There are countless ways to stop litter from ever reaching our oceans. Currently, 79% of plastics are sent to landfills or the ocean. The best solution to this is to reduce your dependence and usage on plastics. Analyze what single-use plastics you use the most. These can be the little plastic spoons when you get your summer ice cream or the plastic cups you get your daily iced oat-milk lattes in. If there's a single-use item, there's always a reusable alternative for that item. One purchase of a reusable tumbler will dramatically reduce your usage of plastic cups (and keep your iced coffee colder longer). You know that tote bag that's been sitting in your closet since college, bust it out! Keep it in your car whenever you do errands! That one sustainable habit will divert hundreds of plastic bags from entering the oceans. Did you know that loggerhead sea turtles hunt jellyfish, which unfortunately look remarkably like plastic bags? Boom. Your tote bag just saved a turtle from regrettably eating plastic for dinner.
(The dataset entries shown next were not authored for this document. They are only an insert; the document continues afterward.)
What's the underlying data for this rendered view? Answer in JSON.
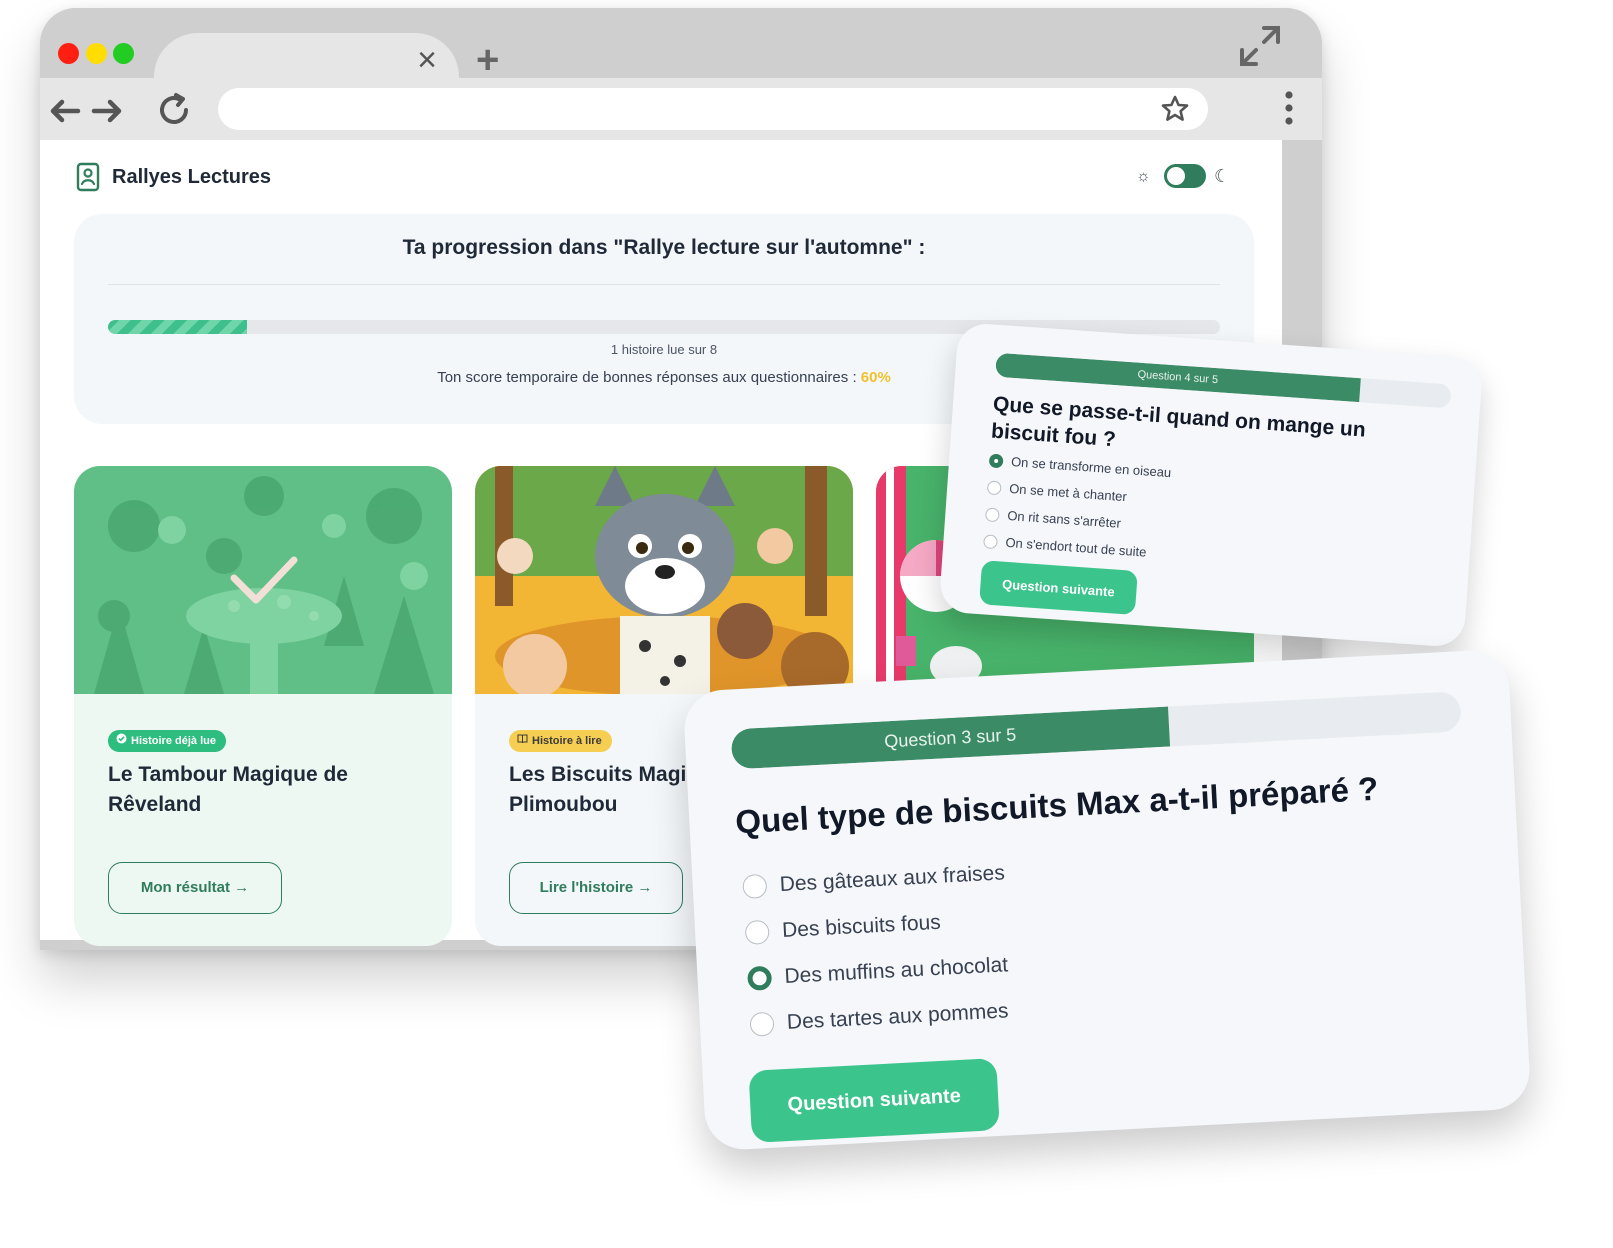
{
  "browser": {
    "tab_close": "×",
    "tab_new": "+"
  },
  "app": {
    "name": "Rallyes Lectures",
    "theme_sun": "☼",
    "theme_moon": "☾"
  },
  "progress": {
    "title": "Ta progression dans \"Rallye lecture sur l'automne\" :",
    "fraction": 0.125,
    "caption": "1 histoire lue sur 8",
    "score_label": "Ton score temporaire de bonnes réponses aux questionnaires :",
    "score_value": "60%"
  },
  "stories": [
    {
      "badge": "Histoire déjà lue",
      "badge_icon": "check-circle-icon",
      "title": "Le Tambour Magique de Rêveland",
      "button": "Mon résultat  →",
      "status": "read"
    },
    {
      "badge": "Histoire à lire",
      "badge_icon": "book-icon",
      "title": "Les Biscuits Magiques de Plimoubou",
      "button": "Lire l'histoire  →",
      "status": "to-read"
    }
  ],
  "quiz_small": {
    "counter": "Question 4 sur 5",
    "fraction": 0.8,
    "question": "Que se passe-t-il quand on mange un biscuit fou ?",
    "options": [
      "On se transforme en oiseau",
      "On se met à chanter",
      "On rit sans s'arrêter",
      "On s'endort tout de suite"
    ],
    "selected": 0,
    "next": "Question suivante"
  },
  "quiz_big": {
    "counter": "Question 3 sur 5",
    "fraction": 0.6,
    "question": "Quel type de biscuits Max a-t-il préparé ?",
    "options": [
      "Des gâteaux aux fraises",
      "Des biscuits fous",
      "Des muffins au chocolat",
      "Des tartes aux pommes"
    ],
    "selected": 2,
    "next": "Question suivante"
  },
  "colors": {
    "brand": "#2f7d5c",
    "accent": "#3cc48d",
    "score": "#f2c12e",
    "badge_read": "#2dbd7e",
    "badge_todo": "#f6cf52"
  }
}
Individual efforts are phenomenal and necessary, but there's still room for so much more impact! Involve your community and start conversations. Reach out to your local PTO and fundraise using tote bags to encourage avoiding single-use plastics at grocery stores in your area. Email your town leaders and discuss investing in TerraCycle boxes/programs, which will help recycle waste into benches and more. Ask them for stricter laws regarding litter. Organize clean up days around your town (you don't have to only clean up a beach). The ways you can spark positive change for the environment are endless.
I'll be brutally honest. It's not easy. Not everyone will understand your efforts. Not everyone will happily follow your lead. But everyone will see your actions and that's all that matters because that's how change is made. Brave people being unapologetically committed to a mission.
You can be a wavemaker. You can be the positive change. You are what this planet needs. Above all, you are not alone.